Personal opinions will vary, but it has been hard to get too torn up about Ryan choosing to treat the game of football as something less sacred than the funeral that his peers seem to think that it is. His other headline grabbers -- giving the finger to Miami fans at a UFC event and the foot fetish videos -- have generated plenty of attention, but again, it's hard to feel like Ryan crossed any kind of a line.
That changed on Wednesday, though. Ryan was speaking with reporters on Wednesday when he was asked about Cowboys fans coming to the game on Sunday night.
"I don’t know why they’d be here. They’re coming into our stadium, it’s probably not recommended that you wear Cowboys stuff, I would think."
There's absolutely no reason to think that Ryan is calling for anything violent or untoward to happen to people wearing Cowboys gear. That said, he isn't really making it sound like he would be too upset if something did happen along those lines and that is a terrible message to send.

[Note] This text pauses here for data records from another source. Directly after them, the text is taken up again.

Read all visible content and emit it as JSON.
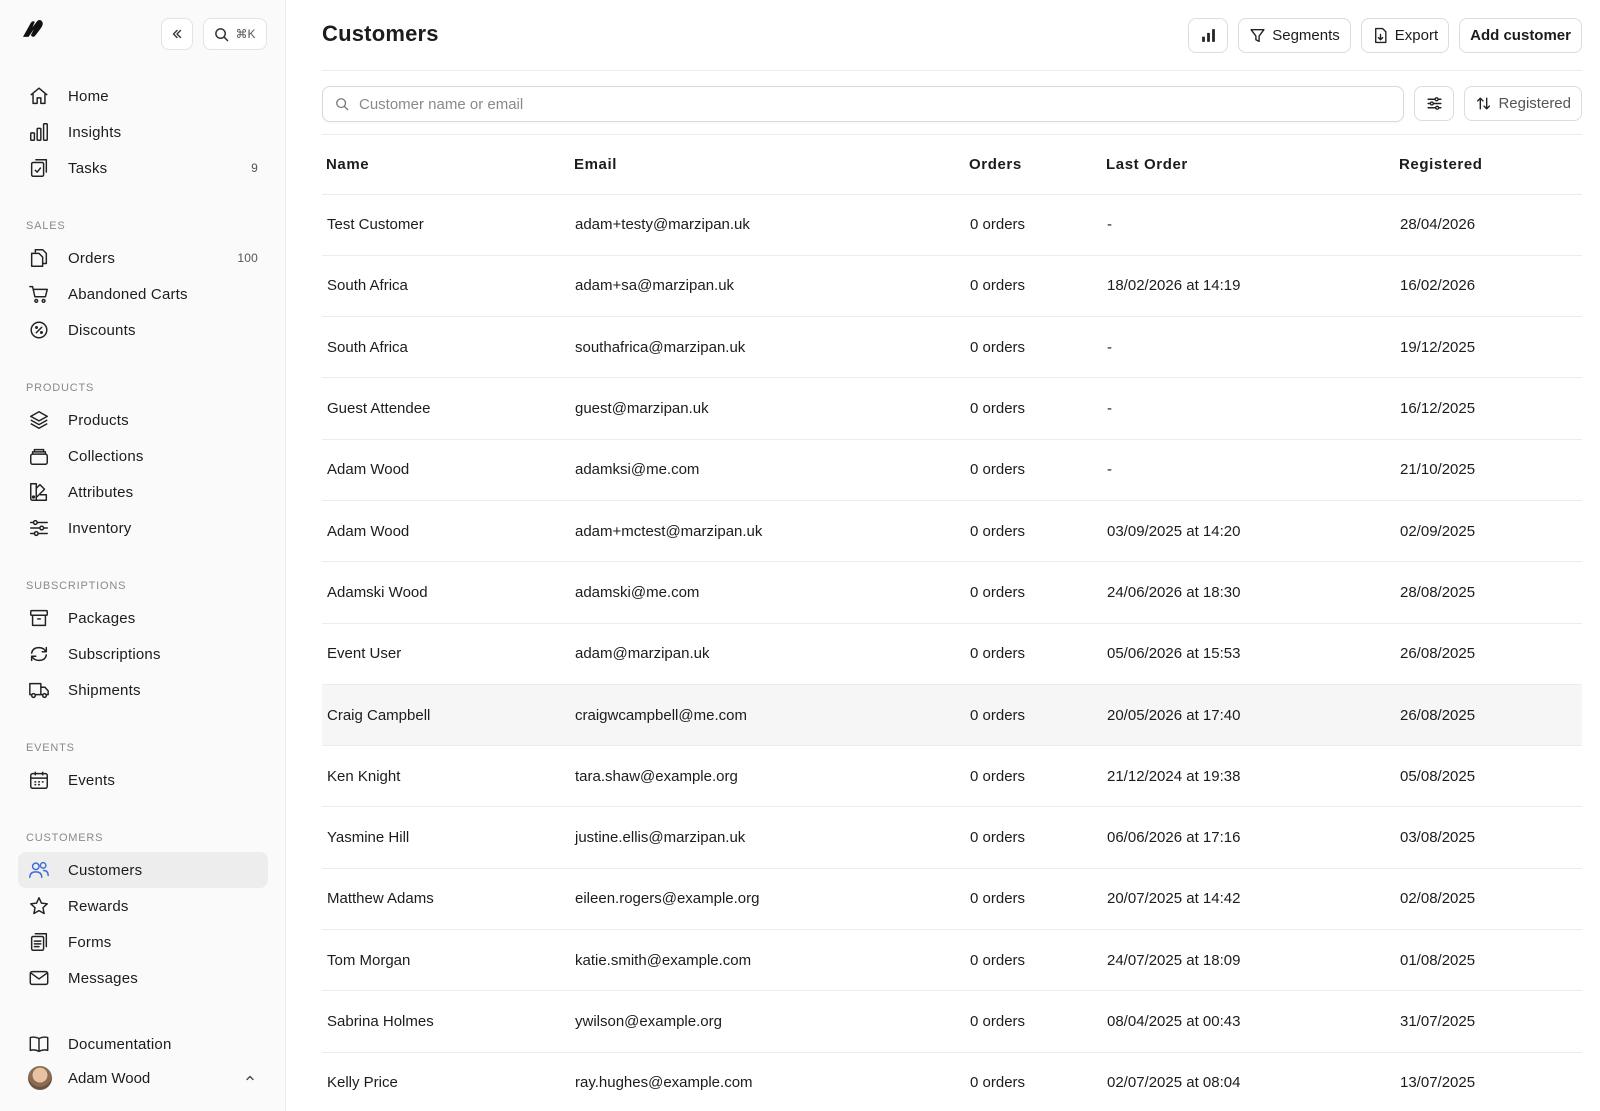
{
  "colors": {
    "accent": "#3b6fd8",
    "active_bg": "#ededed"
  },
  "sidebar": {
    "search_shortcut": "⌘K",
    "primary": [
      {
        "label": "Home",
        "icon": "home-icon"
      },
      {
        "label": "Insights",
        "icon": "bar-chart-icon"
      },
      {
        "label": "Tasks",
        "icon": "clipboard-check-icon",
        "count": "9"
      }
    ],
    "sections": {
      "sales": {
        "label": "SALES",
        "items": [
          {
            "label": "Orders",
            "icon": "documents-icon",
            "count": "100"
          },
          {
            "label": "Abandoned Carts",
            "icon": "cart-icon"
          },
          {
            "label": "Discounts",
            "icon": "discount-badge-icon"
          }
        ]
      },
      "products": {
        "label": "PRODUCTS",
        "items": [
          {
            "label": "Products",
            "icon": "layers-icon"
          },
          {
            "label": "Collections",
            "icon": "stack-icon"
          },
          {
            "label": "Attributes",
            "icon": "swatch-icon"
          },
          {
            "label": "Inventory",
            "icon": "sliders-icon"
          }
        ]
      },
      "subscriptions": {
        "label": "SUBSCRIPTIONS",
        "items": [
          {
            "label": "Packages",
            "icon": "archive-box-icon"
          },
          {
            "label": "Subscriptions",
            "icon": "refresh-icon"
          },
          {
            "label": "Shipments",
            "icon": "truck-icon"
          }
        ]
      },
      "events": {
        "label": "EVENTS",
        "items": [
          {
            "label": "Events",
            "icon": "calendar-icon"
          }
        ]
      },
      "customers": {
        "label": "CUSTOMERS",
        "items": [
          {
            "label": "Customers",
            "icon": "users-icon",
            "active": true
          },
          {
            "label": "Rewards",
            "icon": "star-icon"
          },
          {
            "label": "Forms",
            "icon": "form-clipboard-icon"
          },
          {
            "label": "Messages",
            "icon": "envelope-icon"
          }
        ]
      }
    },
    "documentation": "Documentation",
    "user_name": "Adam Wood"
  },
  "main": {
    "title": "Customers",
    "actions": {
      "segments": "Segments",
      "export": "Export",
      "add": "Add customer"
    },
    "search_placeholder": "Customer name or email",
    "sort_label": "Registered",
    "table": {
      "headers": [
        "Name",
        "Email",
        "Orders",
        "Last Order",
        "Registered"
      ],
      "rows": [
        [
          "Test Customer",
          "adam+testy@marzipan.uk",
          "0 orders",
          "-",
          "28/04/2026"
        ],
        [
          "South Africa",
          "adam+sa@marzipan.uk",
          "0 orders",
          "18/02/2026 at 14:19",
          "16/02/2026"
        ],
        [
          "South Africa",
          "southafrica@marzipan.uk",
          "0 orders",
          "-",
          "19/12/2025"
        ],
        [
          "Guest Attendee",
          "guest@marzipan.uk",
          "0 orders",
          "-",
          "16/12/2025"
        ],
        [
          "Adam Wood",
          "adamksi@me.com",
          "0 orders",
          "-",
          "21/10/2025"
        ],
        [
          "Adam Wood",
          "adam+mctest@marzipan.uk",
          "0 orders",
          "03/09/2025 at 14:20",
          "02/09/2025"
        ],
        [
          "Adamski Wood",
          "adamski@me.com",
          "0 orders",
          "24/06/2026 at 18:30",
          "28/08/2025"
        ],
        [
          "Event User",
          "adam@marzipan.uk",
          "0 orders",
          "05/06/2026 at 15:53",
          "26/08/2025"
        ],
        [
          "Craig Campbell",
          "craigwcampbell@me.com",
          "0 orders",
          "20/05/2026 at 17:40",
          "26/08/2025"
        ],
        [
          "Ken Knight",
          "tara.shaw@example.org",
          "0 orders",
          "21/12/2024 at 19:38",
          "05/08/2025"
        ],
        [
          "Yasmine Hill",
          "justine.ellis@marzipan.uk",
          "0 orders",
          "06/06/2026 at 17:16",
          "03/08/2025"
        ],
        [
          "Matthew Adams",
          "eileen.rogers@example.org",
          "0 orders",
          "20/07/2025 at 14:42",
          "02/08/2025"
        ],
        [
          "Tom Morgan",
          "katie.smith@example.com",
          "0 orders",
          "24/07/2025 at 18:09",
          "01/08/2025"
        ],
        [
          "Sabrina Holmes",
          "ywilson@example.org",
          "0 orders",
          "08/04/2025 at 00:43",
          "31/07/2025"
        ],
        [
          "Kelly Price",
          "ray.hughes@example.com",
          "0 orders",
          "02/07/2025 at 08:04",
          "13/07/2025"
        ]
      ],
      "hover_row": 8
    }
  }
}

It is a terrible message to send in a year that's seen a San Francisco Giants fan beaten into a coma at a Dodgers game as well as shooting between Raiders and 49ers fans at a preseason game. It's a terrible message to send to a fan base that has historically had a hard time behaving itself at the stadium, especially when they are playing night games that allow them extra time to fuel up with alcohol.
And it is particularly terrible to send the message in advance of a game being played on the 10th anniversary of 9/11. The NFL and the Jets might be going a bit overboard in their attempt to tie themselves into the national remembrance of the day, but if they are going to go that route they should, at the very least, insist that the spirit be carried out throughout the event.
That means making it abundantly clear that there are far more important things in life than what football team you root for and whether or not you choose to advertise that fact on your t-shirt or hat. It's disturbing that the NFL and the Jets are going to ask a national television audience to embrace the memory of what happened on 9/11 and then turn around thirty seconds later and tell you it is okay to spit on the guy a few rows in front of you because he roots for the Cowboys.
Ryan had no malicious intent, but he still should have been more measured in his words. The NFL and the Jets should tell him so in no uncertain terms.